**TASK TO CARRY OUT:**
Each line in the listing below that includes "author" should be counted; give the total and nothing more.

**EXCERPTED DATA:**
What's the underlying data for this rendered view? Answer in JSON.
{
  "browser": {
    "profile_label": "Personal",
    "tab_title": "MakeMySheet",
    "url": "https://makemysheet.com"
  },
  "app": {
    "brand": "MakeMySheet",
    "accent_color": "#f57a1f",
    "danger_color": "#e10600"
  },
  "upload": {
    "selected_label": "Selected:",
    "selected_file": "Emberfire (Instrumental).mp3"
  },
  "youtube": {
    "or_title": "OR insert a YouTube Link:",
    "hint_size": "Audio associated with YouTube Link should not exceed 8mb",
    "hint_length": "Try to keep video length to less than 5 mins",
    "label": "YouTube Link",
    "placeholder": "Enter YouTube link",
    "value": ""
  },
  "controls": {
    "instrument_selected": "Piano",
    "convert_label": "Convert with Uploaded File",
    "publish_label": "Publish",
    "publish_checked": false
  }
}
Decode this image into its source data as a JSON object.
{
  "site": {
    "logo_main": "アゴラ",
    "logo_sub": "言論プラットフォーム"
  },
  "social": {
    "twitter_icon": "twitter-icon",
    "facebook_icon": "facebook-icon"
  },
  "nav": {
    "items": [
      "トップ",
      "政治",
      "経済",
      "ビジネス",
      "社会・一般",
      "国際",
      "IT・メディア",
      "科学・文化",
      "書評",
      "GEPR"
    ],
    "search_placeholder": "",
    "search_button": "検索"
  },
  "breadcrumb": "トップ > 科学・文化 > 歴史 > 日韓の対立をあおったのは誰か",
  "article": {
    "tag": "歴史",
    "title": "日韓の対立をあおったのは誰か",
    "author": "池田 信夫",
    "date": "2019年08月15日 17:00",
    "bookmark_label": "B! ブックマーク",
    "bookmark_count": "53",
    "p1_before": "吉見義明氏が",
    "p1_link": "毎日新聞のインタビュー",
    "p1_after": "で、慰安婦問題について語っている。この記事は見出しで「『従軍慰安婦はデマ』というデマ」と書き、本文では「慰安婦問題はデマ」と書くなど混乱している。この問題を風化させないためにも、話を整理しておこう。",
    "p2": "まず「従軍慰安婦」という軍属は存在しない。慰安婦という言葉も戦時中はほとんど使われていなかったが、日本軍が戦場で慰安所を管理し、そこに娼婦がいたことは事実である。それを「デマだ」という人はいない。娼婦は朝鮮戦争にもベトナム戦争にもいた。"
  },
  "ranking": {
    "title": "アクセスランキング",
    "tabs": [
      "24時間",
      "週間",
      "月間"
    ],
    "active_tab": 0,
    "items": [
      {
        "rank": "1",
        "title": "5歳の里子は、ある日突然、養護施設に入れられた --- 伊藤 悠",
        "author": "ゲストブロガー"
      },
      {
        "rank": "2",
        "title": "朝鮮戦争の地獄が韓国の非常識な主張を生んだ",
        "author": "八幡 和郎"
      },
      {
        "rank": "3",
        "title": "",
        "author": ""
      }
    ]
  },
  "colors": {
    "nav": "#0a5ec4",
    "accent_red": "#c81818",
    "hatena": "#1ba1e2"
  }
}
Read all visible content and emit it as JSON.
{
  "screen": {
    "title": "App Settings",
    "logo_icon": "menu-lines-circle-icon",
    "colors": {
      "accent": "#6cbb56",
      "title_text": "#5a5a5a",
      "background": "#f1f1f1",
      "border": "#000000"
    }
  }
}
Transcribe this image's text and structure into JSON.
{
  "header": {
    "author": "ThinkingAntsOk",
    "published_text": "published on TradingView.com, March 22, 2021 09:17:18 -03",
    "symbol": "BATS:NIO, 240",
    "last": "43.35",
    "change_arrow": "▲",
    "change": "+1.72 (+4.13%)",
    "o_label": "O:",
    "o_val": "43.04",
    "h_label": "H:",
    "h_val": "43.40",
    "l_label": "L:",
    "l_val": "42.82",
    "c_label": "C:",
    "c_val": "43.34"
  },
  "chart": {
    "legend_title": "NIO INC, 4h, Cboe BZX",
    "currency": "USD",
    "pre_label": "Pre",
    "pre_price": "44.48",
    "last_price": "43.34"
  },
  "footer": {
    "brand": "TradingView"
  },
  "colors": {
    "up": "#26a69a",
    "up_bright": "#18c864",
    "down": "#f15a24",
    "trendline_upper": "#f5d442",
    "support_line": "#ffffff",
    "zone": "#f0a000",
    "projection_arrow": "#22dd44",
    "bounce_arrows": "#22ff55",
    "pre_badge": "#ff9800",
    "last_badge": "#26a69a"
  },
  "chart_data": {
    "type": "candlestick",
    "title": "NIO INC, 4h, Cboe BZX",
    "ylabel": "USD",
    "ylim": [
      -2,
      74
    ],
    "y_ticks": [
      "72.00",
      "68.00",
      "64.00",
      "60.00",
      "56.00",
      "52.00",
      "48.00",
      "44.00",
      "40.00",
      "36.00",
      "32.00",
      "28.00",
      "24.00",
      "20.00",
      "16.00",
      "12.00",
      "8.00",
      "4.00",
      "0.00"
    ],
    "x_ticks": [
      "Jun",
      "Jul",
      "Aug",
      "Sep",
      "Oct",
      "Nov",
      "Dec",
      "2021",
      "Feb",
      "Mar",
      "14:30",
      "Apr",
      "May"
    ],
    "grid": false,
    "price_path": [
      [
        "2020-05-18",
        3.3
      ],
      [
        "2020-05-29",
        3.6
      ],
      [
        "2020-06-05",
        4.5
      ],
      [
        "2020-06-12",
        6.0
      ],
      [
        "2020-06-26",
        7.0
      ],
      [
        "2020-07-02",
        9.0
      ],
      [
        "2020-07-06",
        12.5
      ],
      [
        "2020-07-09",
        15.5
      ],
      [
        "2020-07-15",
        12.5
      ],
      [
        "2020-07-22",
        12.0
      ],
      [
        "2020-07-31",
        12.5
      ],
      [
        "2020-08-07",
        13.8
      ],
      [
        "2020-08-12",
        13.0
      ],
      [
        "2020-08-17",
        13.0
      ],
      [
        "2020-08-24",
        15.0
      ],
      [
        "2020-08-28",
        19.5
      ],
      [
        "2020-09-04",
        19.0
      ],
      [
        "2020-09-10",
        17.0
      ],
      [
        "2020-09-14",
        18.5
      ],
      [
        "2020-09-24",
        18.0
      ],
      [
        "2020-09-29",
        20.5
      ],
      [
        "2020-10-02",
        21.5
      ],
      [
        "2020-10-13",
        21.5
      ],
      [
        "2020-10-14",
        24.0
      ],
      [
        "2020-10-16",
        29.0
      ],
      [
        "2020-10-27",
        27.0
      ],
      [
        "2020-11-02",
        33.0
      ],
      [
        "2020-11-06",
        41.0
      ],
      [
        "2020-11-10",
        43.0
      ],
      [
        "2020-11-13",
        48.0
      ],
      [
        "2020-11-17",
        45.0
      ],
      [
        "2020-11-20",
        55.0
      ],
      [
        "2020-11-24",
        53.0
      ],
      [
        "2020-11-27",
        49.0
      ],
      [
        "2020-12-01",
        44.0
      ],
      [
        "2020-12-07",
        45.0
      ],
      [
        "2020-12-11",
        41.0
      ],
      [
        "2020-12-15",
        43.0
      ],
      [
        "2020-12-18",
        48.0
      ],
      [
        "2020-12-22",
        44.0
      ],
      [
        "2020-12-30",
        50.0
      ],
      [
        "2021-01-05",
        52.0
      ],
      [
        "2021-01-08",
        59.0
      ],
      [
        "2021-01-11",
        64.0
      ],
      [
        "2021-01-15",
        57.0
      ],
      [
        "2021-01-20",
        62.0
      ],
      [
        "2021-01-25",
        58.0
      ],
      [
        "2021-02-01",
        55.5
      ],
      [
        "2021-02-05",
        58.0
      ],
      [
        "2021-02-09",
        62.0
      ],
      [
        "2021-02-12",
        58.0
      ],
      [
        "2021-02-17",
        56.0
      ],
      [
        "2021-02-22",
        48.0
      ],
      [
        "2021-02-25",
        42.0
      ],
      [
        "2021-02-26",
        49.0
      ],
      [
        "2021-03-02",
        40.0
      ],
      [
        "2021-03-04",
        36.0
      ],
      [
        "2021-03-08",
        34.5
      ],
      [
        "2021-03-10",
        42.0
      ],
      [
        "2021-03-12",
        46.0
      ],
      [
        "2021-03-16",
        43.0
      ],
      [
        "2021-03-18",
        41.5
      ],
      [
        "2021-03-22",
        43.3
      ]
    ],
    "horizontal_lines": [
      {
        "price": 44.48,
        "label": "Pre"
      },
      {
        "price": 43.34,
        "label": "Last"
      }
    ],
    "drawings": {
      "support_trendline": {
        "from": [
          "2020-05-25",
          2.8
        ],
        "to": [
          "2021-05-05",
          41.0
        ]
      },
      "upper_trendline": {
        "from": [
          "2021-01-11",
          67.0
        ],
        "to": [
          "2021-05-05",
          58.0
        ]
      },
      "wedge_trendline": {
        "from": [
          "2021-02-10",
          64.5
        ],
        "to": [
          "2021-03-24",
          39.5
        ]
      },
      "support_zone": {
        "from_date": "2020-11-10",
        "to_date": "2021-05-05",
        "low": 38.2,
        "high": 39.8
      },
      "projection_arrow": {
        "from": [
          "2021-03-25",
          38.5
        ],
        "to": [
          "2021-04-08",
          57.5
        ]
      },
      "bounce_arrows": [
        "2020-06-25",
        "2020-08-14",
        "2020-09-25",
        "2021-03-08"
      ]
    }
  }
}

**WORKED SOLUTION:**
5